How Much Should a Web Site Cost?
While industry standards are typically followed, prices vary widely. The Graphic Artist’s Guild Handbook: Pricing and Ethical Guidelines is a sufficient reference guide for industry pricing standards when it comes to illustration and design; this will give you a firm place to start.
It’s possible to pay anywhere from $200 to $44,000 on a Web site; all of this depends on your site’s size and your programming needs (and who you hire). What you want to concentrate on is the relationship you have with your designer. Meet with this person, and see if you like him or her; after all, you will likely be working very closely with this person. You should be developing a relationship that will help make you and your book shine.

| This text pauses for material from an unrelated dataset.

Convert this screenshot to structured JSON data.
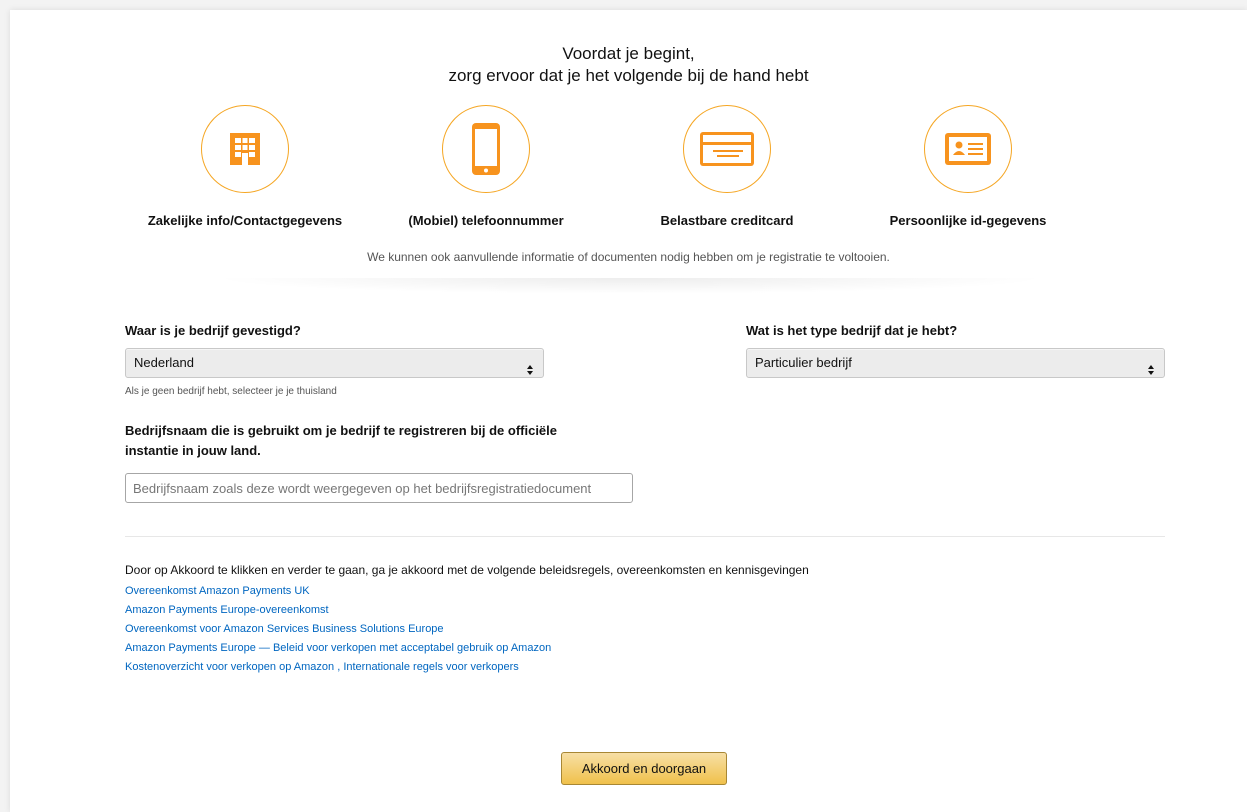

Keep in mind, just because your site looks great doesn’t mean it’s effective. Discuss these elements and see what kind of ideas your potential designer may have to bring your project to a higher level. Use someone who understands books and the publishing industry. While one firm may design and build an incredible site for real estate agents, they may not know the first thing about selling books.
All of these things are crucial elements that you must consider before signing that contract. Always ask for a contract; no matter how much you trust this person, business is business-be professional. It’s okay and even necessary to build relationships and even friendships in this business, but never forget your end goal: You are an author with your own business, and only you will look out for you in the end.

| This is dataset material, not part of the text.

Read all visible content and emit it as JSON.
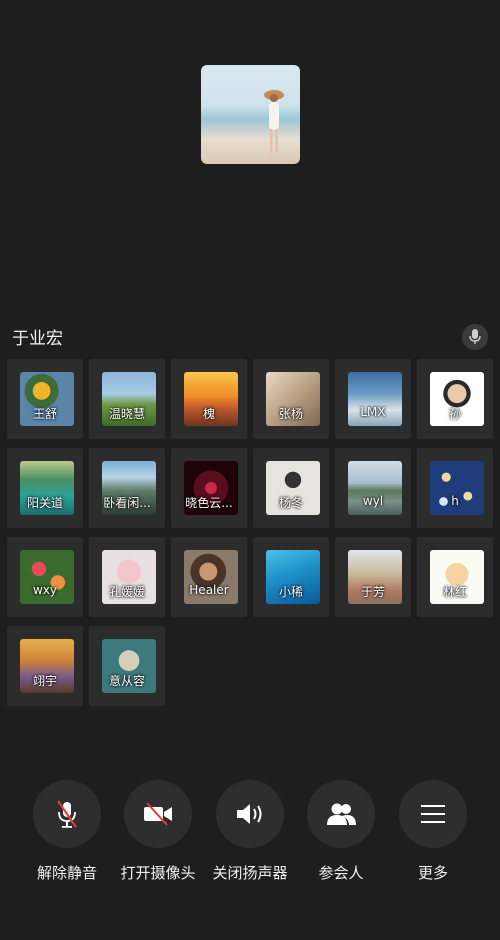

Make a List-Check it Twice
Before you start shopping for a design house, jot down a list of your expectations; that way, if it comes down to one or two firms/designers, you will make an educated decision based on all your needs.
Lastly, follow your gut feeling; listen to your instincts. If something doesn’t mesh, move on.
Finding a design team can be an emotionally overwhelming process. The following checklist will help you find the right team for your needs. And remember: just because the price is right doesn’t mean the fit is, and vice versa; an expensive team may be just that-expensive. You want to choose the best designer for you and your book. Believe me; you’ll be glad you did.
1. Do they listen?
2. Are they responsive?
3. Do they explain things in a way you can understand?
4. Do you like the other sites they have designed?
5. Are all of their design samples the same? Do they have the feel you are looking for?
6. Are their sites easy to navigate?
7. Do they have experience in your industry?
8. Do their sample sites load quickly?
9. Will they give you recent testimonials and references? Do they have happy clients?
10. What is their timeline?
11. Do they provide more than one design sample for you to choose from?
12. Are the designer and the programmer different people? Does the design firm have a specialized team?
13. Do they offer hosting services?
14. Do they offer E-commerce solutions?
15. Do they understand Internet marketing?
16. Do they have a company Web site?
17. Do they provide a contract that outlines your rights?
18. Do you get to keep the rights to every element of your site, including design and images?
19. How much do they charge for Web site maintenance?
20. Do they employ a solid back-up system? If so, do they keep back-ups offsite for added security?
21. Upon completion, will they provide you with all your files and passwords?